Genetic study on oats will help unlock their health benefits • Earth.com
An international team of scientists recently decoded the oat genome, and the results will help experts determine which health benefits are associated with which genes. Oats have complicated genetics, with six sets of chromosomes and over 80,000 genes. By comparison, humans have two sets of chromosomes and about 20,000 genes.
This explains why it took Manuel Spannagl, a scientist at the Helmholtz Munich Environmental Health Center, six years to sequence and analyze the oat genome.
Why decode the genome? The researchers wanted to know why fewer people are allergic to oats compared to foods like wheat and rye. They found that oats have less protein that correlates with gluten, which means fewer people will be allergic to them.
“This allowed us to confirm at the genomic level that oats in their pure form are suitable for a gluten-free diet,” said study co-author Nadia Kamal.

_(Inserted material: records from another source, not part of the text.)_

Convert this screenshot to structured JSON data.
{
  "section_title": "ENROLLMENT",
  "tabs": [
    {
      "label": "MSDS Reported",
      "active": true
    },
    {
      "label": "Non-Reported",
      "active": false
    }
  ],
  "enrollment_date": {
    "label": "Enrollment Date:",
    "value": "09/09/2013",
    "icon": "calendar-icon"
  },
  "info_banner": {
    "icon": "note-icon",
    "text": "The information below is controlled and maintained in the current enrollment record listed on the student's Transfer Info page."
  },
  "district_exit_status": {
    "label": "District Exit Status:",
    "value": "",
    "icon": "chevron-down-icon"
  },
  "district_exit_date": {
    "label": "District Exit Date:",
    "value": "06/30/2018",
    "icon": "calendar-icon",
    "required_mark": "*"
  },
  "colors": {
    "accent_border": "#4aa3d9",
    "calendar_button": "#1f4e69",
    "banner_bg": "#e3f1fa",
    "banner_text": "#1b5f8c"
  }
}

Scientists have also discovered the gene that produces beta-glucans, a type of dietary fiber. Compared to other cereals, oats have a much higher level of beta-glucans. These fibers are beneficial for people with type 2 diabetes and have also been shown to lower cholesterol.
Oats are also good for the environment and can grow in less than ideal soil and generally require less land than wheat. Compared to other cereals, growing oats generally requires less chemical use for insecticides, fungicides and fertilizers.
Plus, now that we know more about their genetics, researchers think we can grow oats even more sustainably.
“We have created the potential for targeted breeding, since we are now able to tell which oat varieties are compatible with each other,” said Nick Sirijovski of Lund University and ScanOats. “At this point, we can combine traits for an even more favorable health profile, higher yields, better pest and drought resistance, and most importantly, in preparation for climate change.”
The study is published in the journal Nature.
By Erin Moody , Terre.com Personal editor